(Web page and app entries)
..........
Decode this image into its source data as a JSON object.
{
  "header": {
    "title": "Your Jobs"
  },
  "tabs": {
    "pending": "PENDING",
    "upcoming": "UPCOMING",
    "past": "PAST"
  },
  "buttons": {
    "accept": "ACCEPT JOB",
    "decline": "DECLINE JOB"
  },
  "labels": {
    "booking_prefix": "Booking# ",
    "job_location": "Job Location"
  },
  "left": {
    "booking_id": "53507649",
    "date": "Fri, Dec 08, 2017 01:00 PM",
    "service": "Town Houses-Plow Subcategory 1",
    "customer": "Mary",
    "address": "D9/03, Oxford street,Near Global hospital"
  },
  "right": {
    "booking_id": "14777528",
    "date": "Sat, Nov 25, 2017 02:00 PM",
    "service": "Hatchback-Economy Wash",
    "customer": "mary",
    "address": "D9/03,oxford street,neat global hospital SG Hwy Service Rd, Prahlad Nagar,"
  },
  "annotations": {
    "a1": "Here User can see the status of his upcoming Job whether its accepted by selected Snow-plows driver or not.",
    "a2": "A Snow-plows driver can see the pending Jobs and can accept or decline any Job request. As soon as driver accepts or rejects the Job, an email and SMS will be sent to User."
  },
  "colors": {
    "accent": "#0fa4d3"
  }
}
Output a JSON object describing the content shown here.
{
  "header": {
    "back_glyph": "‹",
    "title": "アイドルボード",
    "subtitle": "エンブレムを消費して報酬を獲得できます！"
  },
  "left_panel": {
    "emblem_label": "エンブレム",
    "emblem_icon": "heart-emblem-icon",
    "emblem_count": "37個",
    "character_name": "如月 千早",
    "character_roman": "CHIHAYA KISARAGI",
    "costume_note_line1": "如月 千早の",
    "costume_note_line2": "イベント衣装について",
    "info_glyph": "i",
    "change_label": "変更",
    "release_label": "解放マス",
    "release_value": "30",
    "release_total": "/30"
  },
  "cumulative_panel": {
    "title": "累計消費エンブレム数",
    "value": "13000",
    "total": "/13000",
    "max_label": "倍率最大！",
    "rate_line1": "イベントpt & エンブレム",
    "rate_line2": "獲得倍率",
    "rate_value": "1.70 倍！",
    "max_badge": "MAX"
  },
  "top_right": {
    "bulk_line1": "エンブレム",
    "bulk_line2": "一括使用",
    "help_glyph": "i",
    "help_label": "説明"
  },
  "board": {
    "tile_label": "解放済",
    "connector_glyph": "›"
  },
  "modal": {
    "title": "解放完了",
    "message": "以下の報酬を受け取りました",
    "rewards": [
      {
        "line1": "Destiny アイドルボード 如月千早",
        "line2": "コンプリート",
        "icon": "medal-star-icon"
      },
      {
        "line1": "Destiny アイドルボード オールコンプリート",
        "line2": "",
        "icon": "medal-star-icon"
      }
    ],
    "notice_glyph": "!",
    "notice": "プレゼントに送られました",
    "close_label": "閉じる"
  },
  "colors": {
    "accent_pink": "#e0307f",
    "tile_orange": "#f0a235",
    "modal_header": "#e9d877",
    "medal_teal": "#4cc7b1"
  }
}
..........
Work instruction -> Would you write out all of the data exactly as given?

Response for this exercise ->
Decode this image into its source data as a JSON object.
{
  "header": {
    "title": "Your Jobs"
  },
  "tabs": {
    "pending": "PENDING",
    "upcoming": "UPCOMING",
    "past": "PAST"
  },
  "buttons": {
    "accept": "ACCEPT JOB",
    "decline": "DECLINE JOB"
  },
  "labels": {
    "booking_prefix": "Booking# ",
    "job_location": "Job Location"
  },
  "left": {
    "booking_id": "53507649",
    "date": "Fri, Dec 08, 2017 01:00 PM",
    "service": "Town Houses-Plow Subcategory 1",
    "customer": "Mary",
    "address": "D9/03, Oxford street,Near Global hospital"
  },
  "right": {
    "booking_id": "14777528",
    "date": "Sat, Nov 25, 2017 02:00 PM",
    "service": "Hatchback-Economy Wash",
    "customer": "mary",
    "address": "D9/03,oxford street,neat global hospital SG Hwy Service Rd, Prahlad Nagar,"
  },
  "annotations": {
    "a1": "Here User can see the status of his upcoming Job whether its accepted by selected Snow-plows driver or not.",
    "a2": "A Snow-plows driver can see the pending Jobs and can accept or decline any Job request. As soon as driver accepts or rejects the Job, an email and SMS will be sent to User."
  },
  "colors": {
    "accent": "#0fa4d3"
  }
}
Output a JSON object describing the content shown here.
{
  "header": {
    "back_glyph": "‹",
    "title": "アイドルボード",
    "subtitle": "エンブレムを消費して報酬を獲得できます！"
  },
  "left_panel": {
    "emblem_label": "エンブレム",
    "emblem_icon": "heart-emblem-icon",
    "emblem_count": "37個",
    "character_name": "如月 千早",
    "character_roman": "CHIHAYA KISARAGI",
    "costume_note_line1": "如月 千早の",
    "costume_note_line2": "イベント衣装について",
    "info_glyph": "i",
    "change_label": "変更",
    "release_label": "解放マス",
    "release_value": "30",
    "release_total": "/30"
  },
  "cumulative_panel": {
    "title": "累計消費エンブレム数",
    "value": "13000",
    "total": "/13000",
    "max_label": "倍率最大！",
    "rate_line1": "イベントpt & エンブレム",
    "rate_line2": "獲得倍率",
    "rate_value": "1.70 倍！",
    "max_badge": "MAX"
  },
  "top_right": {
    "bulk_line1": "エンブレム",
    "bulk_line2": "一括使用",
    "help_glyph": "i",
    "help_label": "説明"
  },
  "board": {
    "tile_label": "解放済",
    "connector_glyph": "›"
  },
  "modal": {
    "title": "解放完了",
    "message": "以下の報酬を受け取りました",
    "rewards": [
      {
        "line1": "Destiny アイドルボード 如月千早",
        "line2": "コンプリート",
        "icon": "medal-star-icon"
      },
      {
        "line1": "Destiny アイドルボード オールコンプリート",
        "line2": "",
        "icon": "medal-star-icon"
      }
    ],
    "notice_glyph": "!",
    "notice": "プレゼントに送られました",
    "close_label": "閉じる"
  },
  "colors": {
    "accent_pink": "#e0307f",
    "tile_orange": "#f0a235",
    "modal_header": "#e9d877",
    "medal_teal": "#4cc7b1"
  }
}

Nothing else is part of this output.